The Nazca booby, a Galpagos Island seabird, emerges from its shell ready to kill its brother or sister. Wake Forest University biologists and their colleagues have linked the murderous behavior to high levels of testosterone and other male hormones found in the hatchlings.
The study appears in the June 18 edition of the online journal PLoS ONE available at http://www.plosone.org/doi/pone.002460.
The elevated levels of male hormones, called androgens, increase aggression in both male and female chicks and prepare the birds to fight to the death as soon as they hatch, said David J. Anderson, professor of biology at Wake Forest and project leader.
Much of the field work was completed by Martina Mller, while she was a graduate student at Wake Forest.
"The older of two Nazca booby hatchlings unconditionally attacks and ejects the younger from the nest within days of hatching," Anderson said. Because Nazca boobies have difficulty raising more than one chick, it is important for the older chick to vanquish the younger one in order to increase its own chances of survival.
According to the study, the high hormone levels also cause the surviving chicks to behave like bullies after they grow up. They frequently seek out nestlings in their colony, and during those visits they often bite and push around the defenseless youngsters.

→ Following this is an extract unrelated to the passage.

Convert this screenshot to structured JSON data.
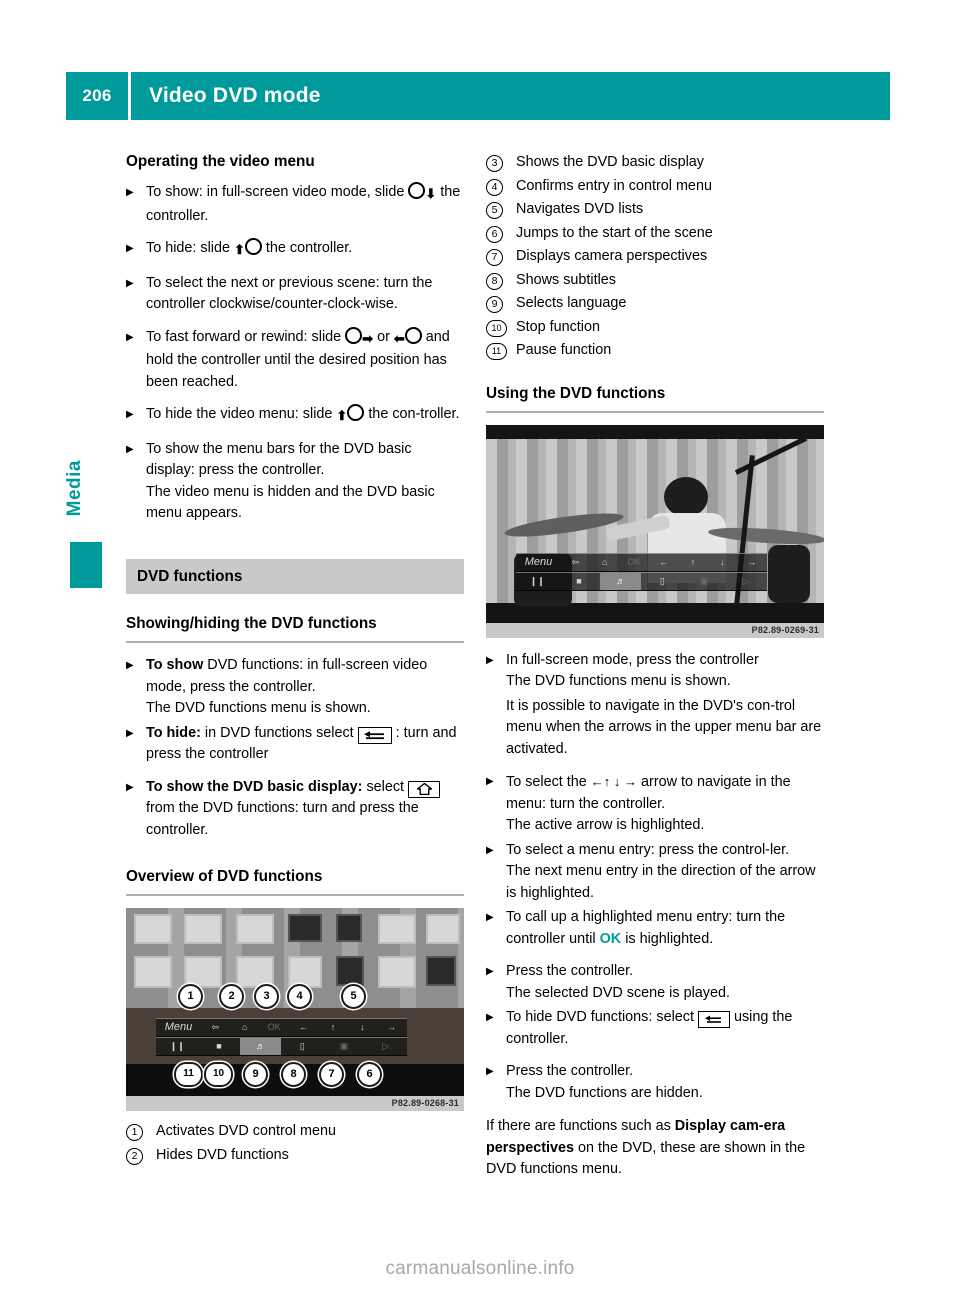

Blood samples were taken from Nazca booby chicks within 24 hours of hatching. In 15 nests with two eggs, blood samples were taken from both hatchlings. Samples were also taken from 15 hatchlings in one-egg nests. Then, blood hormones were analyzed by researchers at the University of Maryland, who co-authored the study. For comparison, the researchers did the same for blue-footed boobies, a closely related species.
The researchers suspect that the Nazca booby hatchlings experience the high level of aggression-related h
|Contact: Cheryl V. Walker|
Wake Forest University